- Be gentle with yourself. This is the body you have, so work with it. Let it direct you into the right actions for your body. If something hurts, ease up. If you’re tired, rest. It’s okay. It’s all good. Don’t fight against what your body naturally wants to do. Allow it to be.
- Express gratitude for all the wonderful things your body does for you every day. Your body is a miracle! It’s amazing how many things your body does every single day to move through life! If you need to, write a list. You can also say it aloud. Say, “Wow! I love how I can [insert thing here]!” or “I’m so grateful for [insert this body part here] because it lets me do [insert action here]!”
- Focus more on what is good than what is not. When you have a moment that is a struggle or painful, focus on the good in that moment. For example, “I am grateful for this pain in my wrist because it tells me I need to take a break, and I honor my wrist by resting.”

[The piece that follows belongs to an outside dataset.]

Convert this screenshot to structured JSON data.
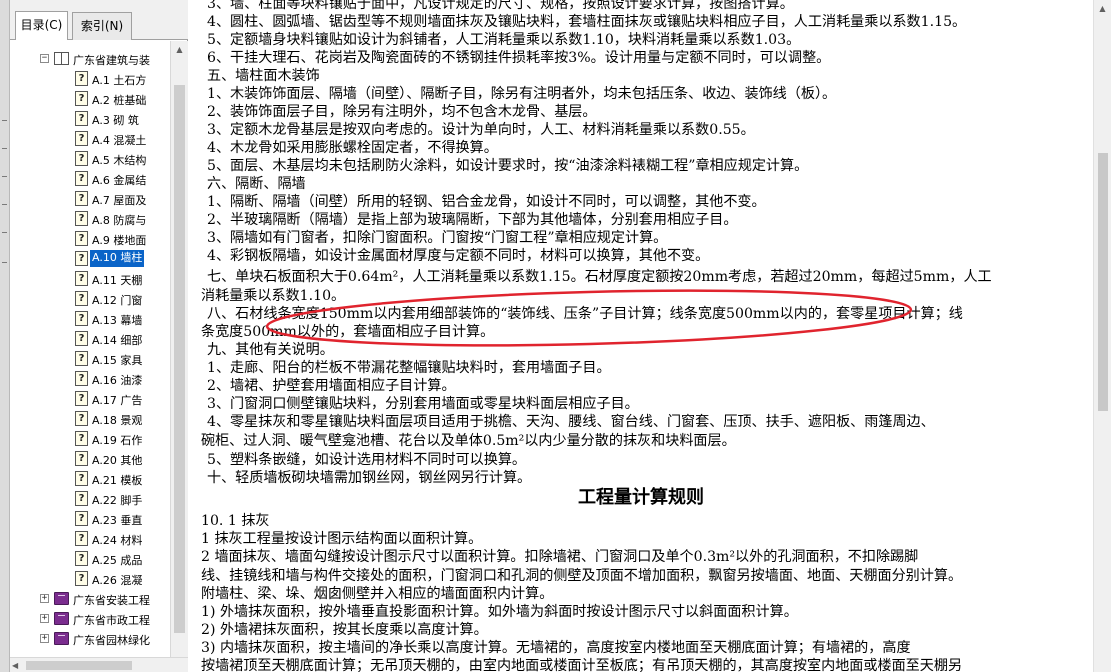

- Do things that bring you joy. If being outdoors brings joy, do that. If cleaning brings joy, clean. If music brings you joy, have more music!
- Surround yourself with people and guides that support you and nurture you. This is where a coach, club, or class can really build you up, giving you strength and encouragement when you need an extra boost (and it really is SUCH a boost!).
You are amazing!
You don’t have to like everything about you to accept all of you. You may not like “the gray strands,” but they symbolize something else that’s awesome, and they’re a part of you. You are the whole package. You are beautiful. You are wonderful, awesome, and amazing!
But if you’re struggling to feel this, you may want to connect with a coach. You are welcome to contact me here to schedule a FREE “Rapid Change” session where I can help you gain clarity, perspective, and offer support in accepting all of you. Availability is limited, so contact me immediately to schedule your session here! You deserve it!
Alexis Donkin is an intentional author, blogger, speaker, coach, and teacher. She is the creator of The Compassion Letter weekly newsletter, and the online course, The Heart Unboxed: How to Love the Unloveable, as well as host of the Intentional Writer Interview Series. Her purpose is to increase empathy and compassion by focusing, creating, and sharing positive ideas through story.
Alexis lives in Southern California with her family. She is a classically trained artist, with a BA in Peace and Conflict Studies and an MA in Global and International Studies. Between writing, speaking, and chasing her kid, she paints, sings, and dances. Sometimes Alexis does it all at once. Find her on Twitter, Facebook, Instagram, Pinterest and her website.